Institutional investors struggle to execute large block trades without moving the market against themselves. They know that banks do not have the balance sheet to take down their clients’ positions at a small discount, assume the principal risk and work them down over time. And so even asking dealers for quotes risks an indiscreet flurry of requests for off-setting trades that tips a customer’s hand before it has bought or sold a single bond.

The buy side has started to do the job for themselves. The good news is that it appears to be working.

In July, Liquidnet, the member-owned trading network on which 850 of the world’s largest asset managers execute large equity and bond trades anonymously, minimizing market impact, surveyed buy-side traders at 52 of the world’s largest mutual, pension and hedge funds. The survey covered the impact of Mifid II (very big in Europe, pretty substantial in the rest of the world), the rise of electronic trading (it’s going to continue) and capacity to execute large trades. 

It comes as no surprise that access to liquidity remains the number one focus of both US and European traders when selecting a trading venue. More intriguing is that a majority of respondents indicated that bond liquidity conditions were better than a year ago. What might be behind that? Half of those surveyed reported an increase in fixed income electronic trading in the last year, with 54% indicating that peer-to-peer platforms are now complementing their existing workflows.

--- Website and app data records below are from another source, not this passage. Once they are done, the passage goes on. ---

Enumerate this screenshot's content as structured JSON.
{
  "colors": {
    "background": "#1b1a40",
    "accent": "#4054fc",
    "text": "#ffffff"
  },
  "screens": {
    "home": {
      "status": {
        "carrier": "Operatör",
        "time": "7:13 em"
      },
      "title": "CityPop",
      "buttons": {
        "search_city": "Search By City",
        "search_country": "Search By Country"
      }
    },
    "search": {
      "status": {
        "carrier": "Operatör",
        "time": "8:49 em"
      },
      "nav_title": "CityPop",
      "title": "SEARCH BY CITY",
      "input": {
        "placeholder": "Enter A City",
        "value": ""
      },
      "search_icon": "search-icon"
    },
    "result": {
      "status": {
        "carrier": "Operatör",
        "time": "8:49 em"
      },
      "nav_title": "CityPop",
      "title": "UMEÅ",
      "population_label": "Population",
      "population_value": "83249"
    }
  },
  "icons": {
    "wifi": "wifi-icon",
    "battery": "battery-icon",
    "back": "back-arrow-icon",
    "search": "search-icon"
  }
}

Liquidnet’s most basic crossing service allows institutions to rest block-size orders anonymously and passively on the network in the hope that another asset manager will supply an indication that it has the opposite side of the trade. But match rates are low – much lower in bonds than in equities – because of the large number of different bond securities. So Liquidnet established a new protocol of targeted indications that allows an investor seeking to sell a block of bonds, for example, to send indications that it is looking to sell only to so-called ‘contras’ – investors who have been buyers in the last few days.

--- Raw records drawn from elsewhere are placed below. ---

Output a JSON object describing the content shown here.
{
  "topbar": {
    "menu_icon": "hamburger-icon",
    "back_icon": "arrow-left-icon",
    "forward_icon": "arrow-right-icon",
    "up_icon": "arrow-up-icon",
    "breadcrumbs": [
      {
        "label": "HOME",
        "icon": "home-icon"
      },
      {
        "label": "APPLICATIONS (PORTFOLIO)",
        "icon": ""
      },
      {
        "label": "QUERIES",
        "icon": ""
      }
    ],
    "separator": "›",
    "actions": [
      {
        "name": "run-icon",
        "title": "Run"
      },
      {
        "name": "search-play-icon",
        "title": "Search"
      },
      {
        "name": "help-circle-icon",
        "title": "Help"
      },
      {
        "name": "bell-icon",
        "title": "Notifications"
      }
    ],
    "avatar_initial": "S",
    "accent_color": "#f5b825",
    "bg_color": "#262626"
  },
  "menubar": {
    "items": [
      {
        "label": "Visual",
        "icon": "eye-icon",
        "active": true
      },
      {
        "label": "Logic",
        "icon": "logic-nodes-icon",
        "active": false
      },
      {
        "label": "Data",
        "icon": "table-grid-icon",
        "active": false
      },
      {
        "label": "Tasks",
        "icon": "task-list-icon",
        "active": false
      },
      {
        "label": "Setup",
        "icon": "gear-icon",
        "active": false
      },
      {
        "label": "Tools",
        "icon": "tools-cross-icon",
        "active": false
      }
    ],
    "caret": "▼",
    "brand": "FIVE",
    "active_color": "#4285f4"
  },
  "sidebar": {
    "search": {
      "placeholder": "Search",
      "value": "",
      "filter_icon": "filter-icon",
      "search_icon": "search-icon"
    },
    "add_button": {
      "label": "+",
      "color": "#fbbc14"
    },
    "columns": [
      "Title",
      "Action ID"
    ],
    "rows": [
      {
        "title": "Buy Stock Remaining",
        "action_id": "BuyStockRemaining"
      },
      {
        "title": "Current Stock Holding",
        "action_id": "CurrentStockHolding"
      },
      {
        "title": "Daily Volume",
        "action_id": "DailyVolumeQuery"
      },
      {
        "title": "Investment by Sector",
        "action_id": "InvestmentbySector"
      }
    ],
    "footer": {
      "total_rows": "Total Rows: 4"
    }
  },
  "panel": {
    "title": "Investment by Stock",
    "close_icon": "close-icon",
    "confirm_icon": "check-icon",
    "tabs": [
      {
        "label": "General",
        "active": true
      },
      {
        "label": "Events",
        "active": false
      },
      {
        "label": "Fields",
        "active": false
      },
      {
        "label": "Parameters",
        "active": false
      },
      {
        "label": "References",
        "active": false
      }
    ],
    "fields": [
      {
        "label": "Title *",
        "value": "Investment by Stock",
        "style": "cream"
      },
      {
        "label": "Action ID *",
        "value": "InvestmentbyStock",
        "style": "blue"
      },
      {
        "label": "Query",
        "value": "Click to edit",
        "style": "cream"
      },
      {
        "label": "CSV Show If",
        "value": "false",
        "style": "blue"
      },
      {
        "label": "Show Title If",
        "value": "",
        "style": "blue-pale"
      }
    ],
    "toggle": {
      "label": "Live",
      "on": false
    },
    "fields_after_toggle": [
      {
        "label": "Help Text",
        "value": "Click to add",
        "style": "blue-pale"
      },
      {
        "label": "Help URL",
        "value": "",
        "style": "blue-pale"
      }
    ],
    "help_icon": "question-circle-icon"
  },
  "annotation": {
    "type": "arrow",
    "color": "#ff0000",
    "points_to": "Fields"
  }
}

It is just one indication among many of how new marketplaces are slowly devising trading protocols and technology to reveal new liquidity for investors; connecting them to participants that might take the other side of their trades, without revealing their intentions. 

MarketAxess first established open trading protocols in 2013 to enable all-to-all trading, linking investors directly to other buy-side firms without going through broker dealers. It began to report a seismic shift in buy-side behaviour last year, with big increases in investors making prices to each other – not continuously like market makers, but sufficiently frequently and in such size that by the third quarter of last year approximately 50% of all liquidity being provided via open trading was coming from other buy-side clients. 

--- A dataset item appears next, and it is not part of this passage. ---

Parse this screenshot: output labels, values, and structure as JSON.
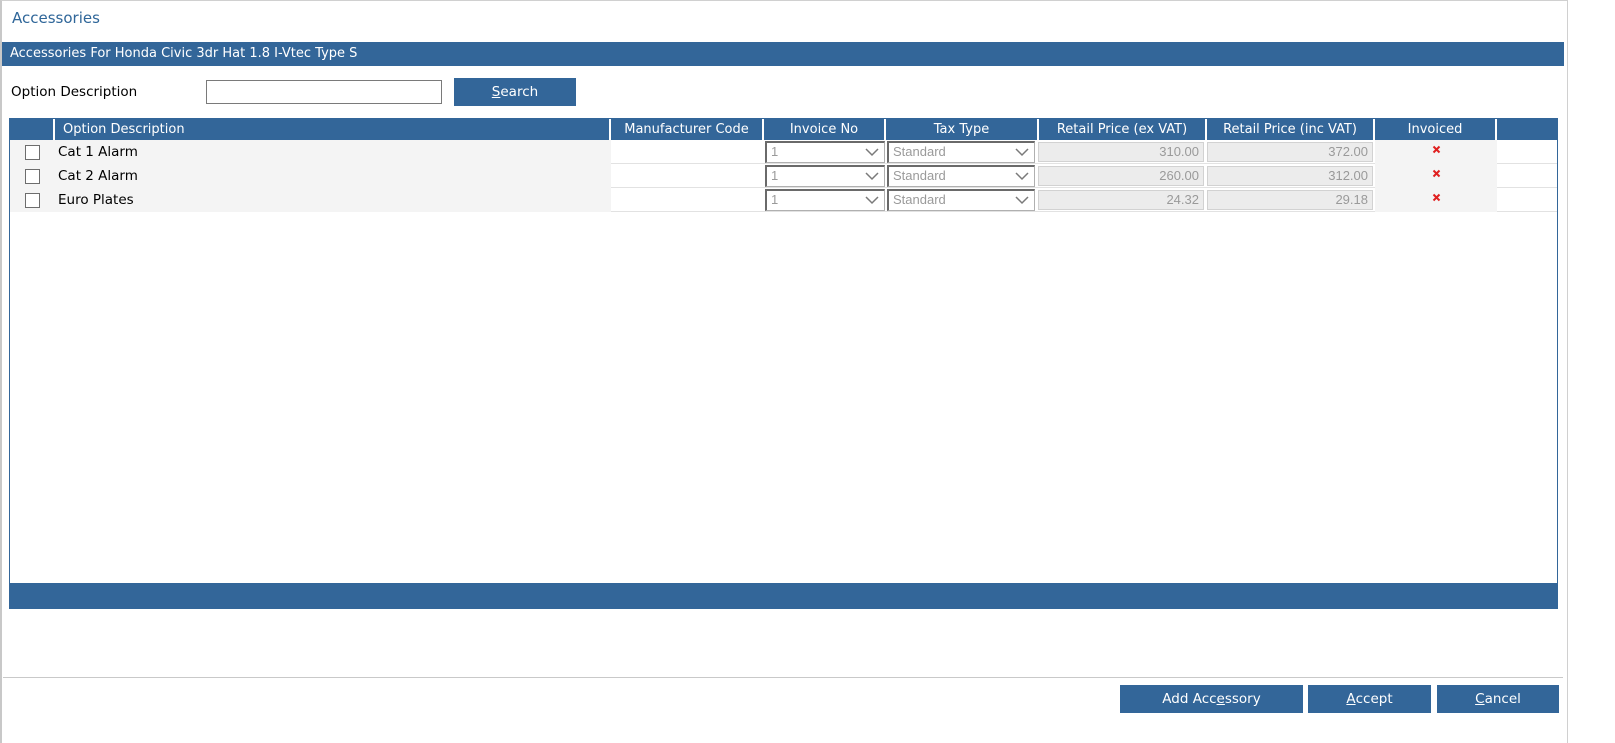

Welcome sign

This improvement is a welcome sign of the market fixing itself, if not before time. It became obvious to investors five years ago that post-crisis regulation had so reduced the capacity of dealers to intermediate the bond market as principals that the asset managers would have to find a way to do this for themselves.

That’s hard enough. But there is another structural issue at play here. Transparency has become central to regulators’ efforts to ensure that end investors are not being ripped off by the asset managers who deploy their money and by the banks that service the asset managers. 

Mifid II requires data capture and audit trails to prove best execution.

But transparency is something buy-side traders looking to execute large strategic orders without moving prices against themselves are desperate to avoid. Indeed, the journey from anonymously resting a passive order in the hope a match will appear, towards targeted dissemination of indications of interest is a path across all the dark pools in which investors only reluctantly, as their desperation to execute increases, enter lit markets where they know transacting is bound to have damaging market impact.

Capturing reliable and timely price data from dark-pool execution in order to benchmark transaction cost and best execution analysis will be the focus for trading venues, buy- and sell-side market participants and regulators for years to come.

Figuring out that investors had to make prices and supply liquidity to each other was the easy part.